(Data extracted from a collection)
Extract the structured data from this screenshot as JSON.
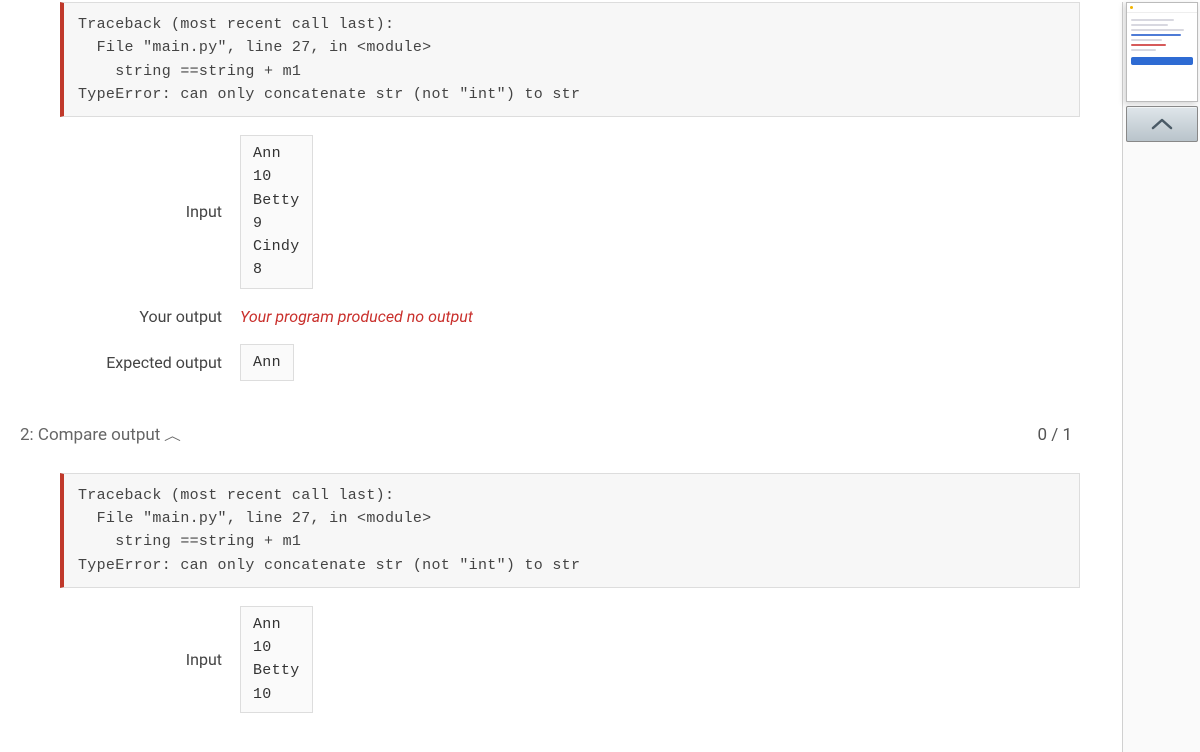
{
  "test1": {
    "traceback": "Traceback (most recent call last):\n  File \"main.py\", line 27, in <module>\n    string ==string + m1\nTypeError: can only concatenate str (not \"int\") to str",
    "input_label": "Input",
    "input_data": "Ann\n10\nBetty\n9\nCindy\n8",
    "your_output_label": "Your output",
    "your_output_msg": "Your program produced no output",
    "expected_label": "Expected output",
    "expected_data": "Ann"
  },
  "section2": {
    "title": "2: Compare output",
    "score": "0 / 1"
  },
  "test2": {
    "traceback": "Traceback (most recent call last):\n  File \"main.py\", line 27, in <module>\n    string ==string + m1\nTypeError: can only concatenate str (not \"int\") to str",
    "input_label": "Input",
    "input_data": "Ann\n10\nBetty\n10"
  }
}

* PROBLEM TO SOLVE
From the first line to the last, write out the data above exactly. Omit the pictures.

* ANSWER AREA
Extract the structured data from this screenshot as JSON.
{
  "test1": {
    "traceback": "Traceback (most recent call last):\n  File \"main.py\", line 27, in <module>\n    string ==string + m1\nTypeError: can only concatenate str (not \"int\") to str",
    "input_label": "Input",
    "input_data": "Ann\n10\nBetty\n9\nCindy\n8",
    "your_output_label": "Your output",
    "your_output_msg": "Your program produced no output",
    "expected_label": "Expected output",
    "expected_data": "Ann"
  },
  "section2": {
    "title": "2: Compare output",
    "score": "0 / 1"
  },
  "test2": {
    "traceback": "Traceback (most recent call last):\n  File \"main.py\", line 27, in <module>\n    string ==string + m1\nTypeError: can only concatenate str (not \"int\") to str",
    "input_label": "Input",
    "input_data": "Ann\n10\nBetty\n10"
  }
}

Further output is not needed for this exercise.